■ GOAL OF THE EXERCISE ■
Given the records below, pull every line with the word "Викторовна" into the answer.

+++

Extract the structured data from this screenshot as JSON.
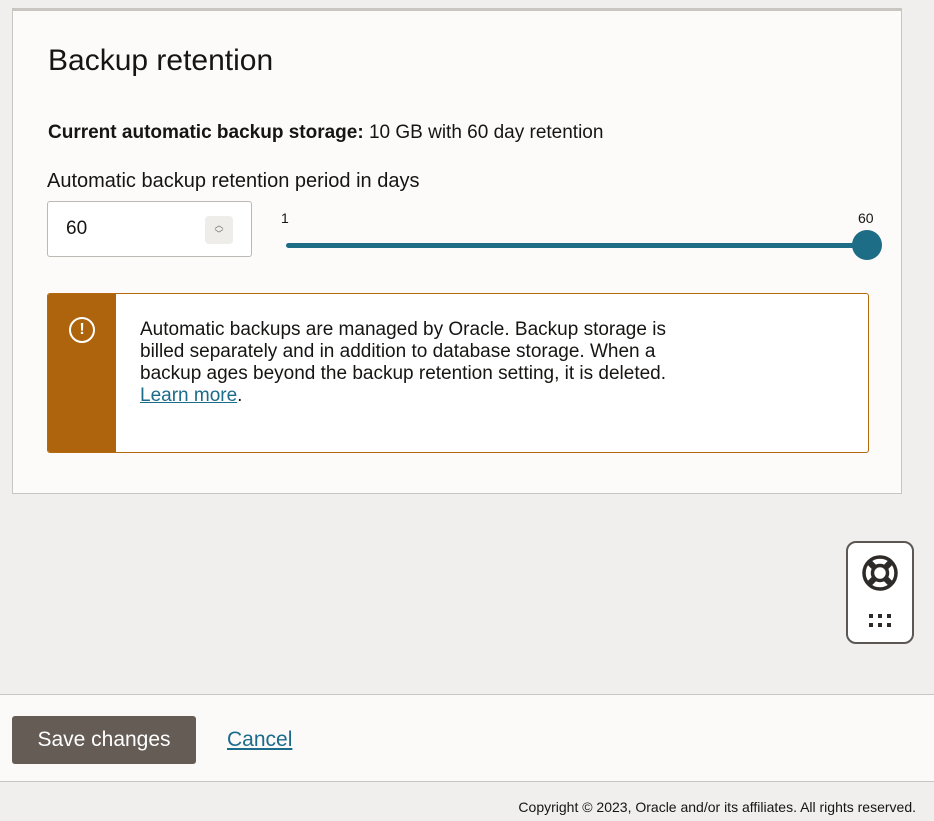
{
  "panel": {
    "title": "Backup retention",
    "storage_label": "Current automatic backup storage:",
    "storage_value": "10 GB with 60 day retention",
    "period_label": "Automatic backup retention period in days",
    "period_value": "60",
    "slider": {
      "min_label": "1",
      "max_label": "60",
      "value": 60,
      "min": 1,
      "max": 60
    },
    "alert": {
      "line1": "Automatic backups are managed by Oracle. Backup storage is",
      "line2": "billed separately and in addition to database storage. When a",
      "line3": "backup ages beyond the backup retention setting, it is deleted.",
      "link": "Learn more",
      "link_suffix": "."
    }
  },
  "footer": {
    "save_label": "Save changes",
    "cancel_label": "Cancel",
    "copyright": "Copyright © 2023, Oracle and/or its affiliates. All rights reserved."
  },
  "icons": {
    "warning": "exclamation-circle-icon",
    "help": "lifebuoy-icon",
    "grid": "apps-grid-icon",
    "stepper": "up-down-chevron-icon"
  },
  "colors": {
    "accent": "#1d6d87",
    "warning": "#ad640d",
    "button": "#645c55",
    "link": "#1b6b8b"
  }
}
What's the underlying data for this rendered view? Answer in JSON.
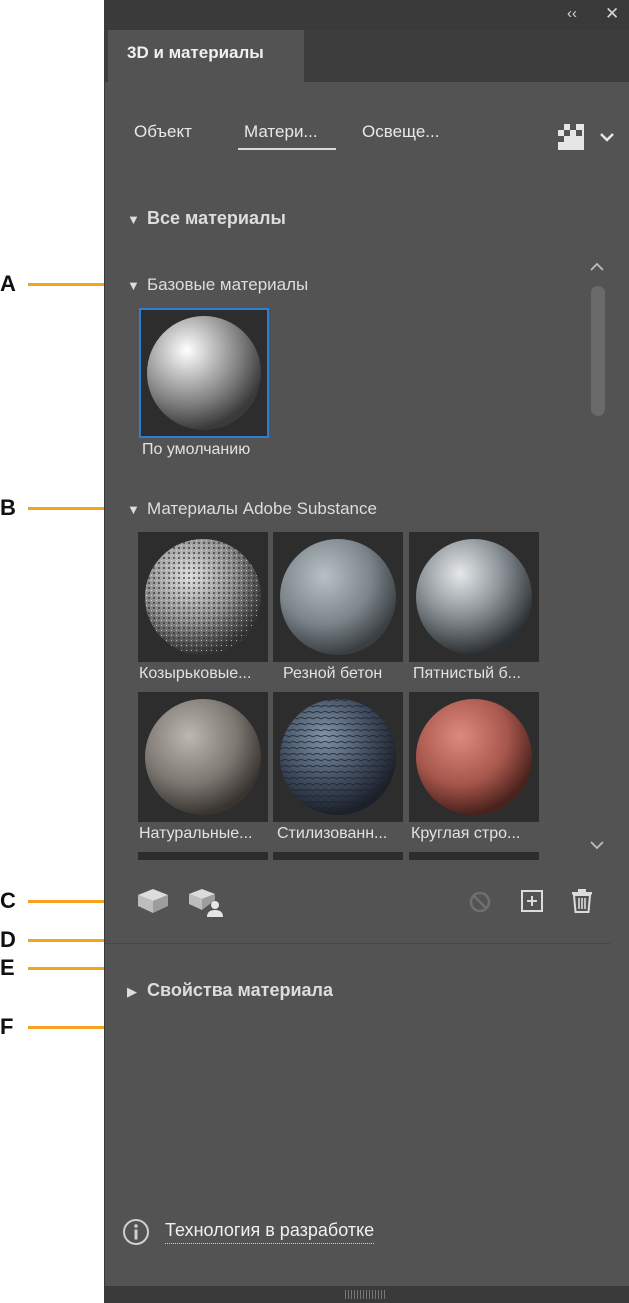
{
  "panel": {
    "tab_title": "3D и материалы",
    "subtabs": [
      "Объект",
      "Матери...",
      "Освеще..."
    ],
    "active_subtab": "Матери...",
    "all_materials": "Все материалы",
    "base_materials": "Базовые материалы",
    "substance_materials": "Материалы Adobe Substance",
    "material_properties": "Свойства материала",
    "footer_link": "Технология в разработке"
  },
  "base_tiles": [
    {
      "label": "По умолчанию"
    }
  ],
  "substance_tiles": [
    {
      "label": "Козырьковые..."
    },
    {
      "label": "Резной бетон"
    },
    {
      "label": "Пятнистый б..."
    },
    {
      "label": "Натуральные..."
    },
    {
      "label": "Стилизованн..."
    },
    {
      "label": "Круглая стро..."
    }
  ],
  "callouts": [
    "A",
    "B",
    "C",
    "D",
    "E",
    "F"
  ],
  "icons": {
    "collapse": "double-chevron-left-icon",
    "close": "close-icon",
    "options": "panel-options-icon",
    "add_material": "cube-icon",
    "add_graph": "cube-person-icon",
    "revert": "no-entry-icon",
    "new": "plus-square-icon",
    "delete": "trash-icon",
    "info": "info-icon"
  },
  "colors": {
    "panel": "#535353",
    "callout": "#f5a21f",
    "selection": "#2f7fd0"
  }
}
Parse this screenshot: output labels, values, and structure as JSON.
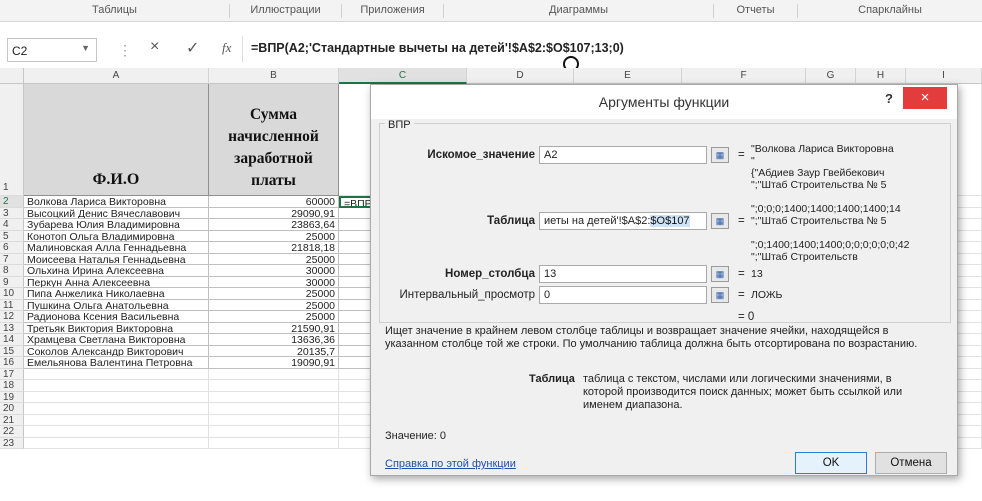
{
  "ribbon": {
    "groups": [
      "Таблицы",
      "Иллюстрации",
      "Приложения",
      "Диаграммы",
      "Отчеты",
      "Спарклайны"
    ]
  },
  "formula_bar": {
    "name_box": "C2",
    "cancel_icon": "×",
    "enter_icon": "✓",
    "fx_label": "fx",
    "formula": "=ВПР(A2;'Стандартные вычеты на детей'!$A$2:$O$107;13;0)"
  },
  "columns": [
    "A",
    "B",
    "C",
    "D",
    "E",
    "F",
    "G",
    "H",
    "I"
  ],
  "sheet": {
    "header_a": "Ф.И.О",
    "header_b_lines": [
      "Сумма",
      "начисленной",
      "заработной",
      "платы"
    ],
    "row_numbers": [
      "1",
      "2",
      "3",
      "4",
      "5",
      "6",
      "7",
      "8",
      "9",
      "10",
      "11",
      "12",
      "13",
      "14",
      "15",
      "16",
      "17",
      "18",
      "19",
      "20",
      "21",
      "22",
      "23"
    ],
    "rows": [
      {
        "name": "Волкова Лариса Викторовна",
        "sum": "60000",
        "c": "=ВПР("
      },
      {
        "name": "Высоцкий Денис Вячеславович",
        "sum": "29090,91",
        "c": ""
      },
      {
        "name": "Зубарева Юлия Владимировна",
        "sum": "23863,64",
        "c": ""
      },
      {
        "name": "Конотоп Ольга Владимировна",
        "sum": "25000",
        "c": ""
      },
      {
        "name": "Малиновская Алла Геннадьевна",
        "sum": "21818,18",
        "c": ""
      },
      {
        "name": "Моисеева Наталья Геннадьевна",
        "sum": "25000",
        "c": ""
      },
      {
        "name": "Ольхина Ирина Алексеевна",
        "sum": "30000",
        "c": ""
      },
      {
        "name": "Перкун Анна Алексеевна",
        "sum": "30000",
        "c": ""
      },
      {
        "name": "Пипа Анжелика Николаевна",
        "sum": "25000",
        "c": ""
      },
      {
        "name": "Пушкина Ольга Анатольевна",
        "sum": "25000",
        "c": ""
      },
      {
        "name": "Радионова Ксения Васильевна",
        "sum": "25000",
        "c": ""
      },
      {
        "name": "Третьяк Виктория Викторовна",
        "sum": "21590,91",
        "c": ""
      },
      {
        "name": "Храмцева Светлана Викторовна",
        "sum": "13636,36",
        "c": ""
      },
      {
        "name": "Соколов Александр Викторович",
        "sum": "20135,7",
        "c": ""
      },
      {
        "name": "Емельянова Валентина Петровна",
        "sum": "19090,91",
        "c": ""
      }
    ]
  },
  "dialog": {
    "title": "Аргументы функции",
    "help": "?",
    "close": "×",
    "function_name": "ВПР",
    "args": [
      {
        "label": "Искомое_значение",
        "input": "A2",
        "eq": "=",
        "result": "\"Волкова Лариса Викторовна\n\""
      },
      {
        "label": "Таблица",
        "input_pre": "иеты на детей'!$A$2:",
        "input_hl": "$O$107",
        "eq": "=",
        "result": "{\"Абдиев Заур Гвейбекович\n\";\"Штаб Строительства № 5\n\n\";0;0;0;1400;1400;1400;1400;14\n\";\"Штаб Строительства № 5\n\n\";0;1400;1400;1400;0;0;0;0;0;0;42\n\";\"Штаб Строительств"
      },
      {
        "label": "Номер_столбца",
        "input": "13",
        "eq": "=",
        "result": "13"
      },
      {
        "label": "Интервальный_просмотр",
        "input": "0",
        "eq": "=",
        "result": "ЛОЖЬ"
      }
    ],
    "total_eq": "= 0",
    "description": "Ищет значение в крайнем левом столбце таблицы и возвращает значение ячейки, находящейся в указанном столбце той же строки. По умолчанию таблица должна быть отсортирована по возрастанию.",
    "arg_desc_label": "Таблица",
    "arg_desc": "таблица с текстом, числами или логическими значениями, в которой производится поиск данных; может быть ссылкой или именем диапазона.",
    "value_text": "Значение:  0",
    "help_link": "Справка по этой функции",
    "ok": "OK",
    "cancel": "Отмена"
  }
}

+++

■ ANSWER SPACE ■
        "name": "Волкова Лариса Викторовна",
        "name": "Третьяк Виктория Викторовна",
        "name": "Храмцева Светлана Викторовна",
        "result": "\"Волкова Лариса Викторовна\n\""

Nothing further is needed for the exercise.